### [Element data from apps and pages]
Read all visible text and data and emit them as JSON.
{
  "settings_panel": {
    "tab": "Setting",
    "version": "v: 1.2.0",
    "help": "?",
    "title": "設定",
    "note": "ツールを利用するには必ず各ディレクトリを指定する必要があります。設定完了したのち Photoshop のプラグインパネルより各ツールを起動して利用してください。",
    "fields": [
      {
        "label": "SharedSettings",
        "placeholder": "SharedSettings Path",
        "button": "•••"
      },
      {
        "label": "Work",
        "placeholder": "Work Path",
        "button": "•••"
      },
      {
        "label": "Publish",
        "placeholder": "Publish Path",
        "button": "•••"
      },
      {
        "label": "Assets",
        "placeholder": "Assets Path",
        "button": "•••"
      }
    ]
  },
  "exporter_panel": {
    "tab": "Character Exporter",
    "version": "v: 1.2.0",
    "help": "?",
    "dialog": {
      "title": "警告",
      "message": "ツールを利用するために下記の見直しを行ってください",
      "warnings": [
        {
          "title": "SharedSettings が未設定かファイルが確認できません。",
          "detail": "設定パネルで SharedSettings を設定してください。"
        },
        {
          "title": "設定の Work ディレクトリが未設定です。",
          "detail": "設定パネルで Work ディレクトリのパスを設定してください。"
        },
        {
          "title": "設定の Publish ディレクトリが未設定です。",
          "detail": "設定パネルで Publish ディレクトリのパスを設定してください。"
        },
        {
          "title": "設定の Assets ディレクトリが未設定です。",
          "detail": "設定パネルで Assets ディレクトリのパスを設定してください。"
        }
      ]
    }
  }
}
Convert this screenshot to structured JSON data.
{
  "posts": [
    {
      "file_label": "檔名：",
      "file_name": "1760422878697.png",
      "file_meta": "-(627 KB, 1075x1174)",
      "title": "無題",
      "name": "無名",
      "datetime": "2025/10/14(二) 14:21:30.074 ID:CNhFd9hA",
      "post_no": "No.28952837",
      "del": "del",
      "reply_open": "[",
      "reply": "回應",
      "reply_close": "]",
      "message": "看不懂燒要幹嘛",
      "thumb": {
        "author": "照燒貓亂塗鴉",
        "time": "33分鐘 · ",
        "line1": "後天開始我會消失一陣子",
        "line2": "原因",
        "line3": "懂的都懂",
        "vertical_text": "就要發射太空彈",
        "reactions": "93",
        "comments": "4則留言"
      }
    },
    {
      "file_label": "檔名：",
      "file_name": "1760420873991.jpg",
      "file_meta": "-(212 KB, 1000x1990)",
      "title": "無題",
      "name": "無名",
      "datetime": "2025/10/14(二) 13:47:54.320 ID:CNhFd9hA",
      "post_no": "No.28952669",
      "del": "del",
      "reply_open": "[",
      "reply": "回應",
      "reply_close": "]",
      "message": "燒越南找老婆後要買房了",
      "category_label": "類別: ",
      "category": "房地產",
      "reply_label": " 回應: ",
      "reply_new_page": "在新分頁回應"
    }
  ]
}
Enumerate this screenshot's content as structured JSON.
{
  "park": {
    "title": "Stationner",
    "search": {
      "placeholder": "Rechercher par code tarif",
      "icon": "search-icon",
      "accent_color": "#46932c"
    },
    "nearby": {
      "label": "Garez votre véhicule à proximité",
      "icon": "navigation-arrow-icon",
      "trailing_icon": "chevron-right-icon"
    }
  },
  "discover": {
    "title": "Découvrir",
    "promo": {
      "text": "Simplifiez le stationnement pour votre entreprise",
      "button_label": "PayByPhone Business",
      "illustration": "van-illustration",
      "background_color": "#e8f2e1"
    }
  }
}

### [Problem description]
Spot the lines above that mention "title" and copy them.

### [Output for this exercise]
    "title": "設定",
      "title": "警告",
          "title": "SharedSettings が未設定かファイルが確認できません。",
          "title": "設定の Work ディレクトリが未設定です。",
          "title": "設定の Publish ディレクトリが未設定です。",
          "title": "設定の Assets ディレクトリが未設定です。",
      "title": "無題",
      "title": "無題",
    "title": "Stationner",
    "title": "Découvrir",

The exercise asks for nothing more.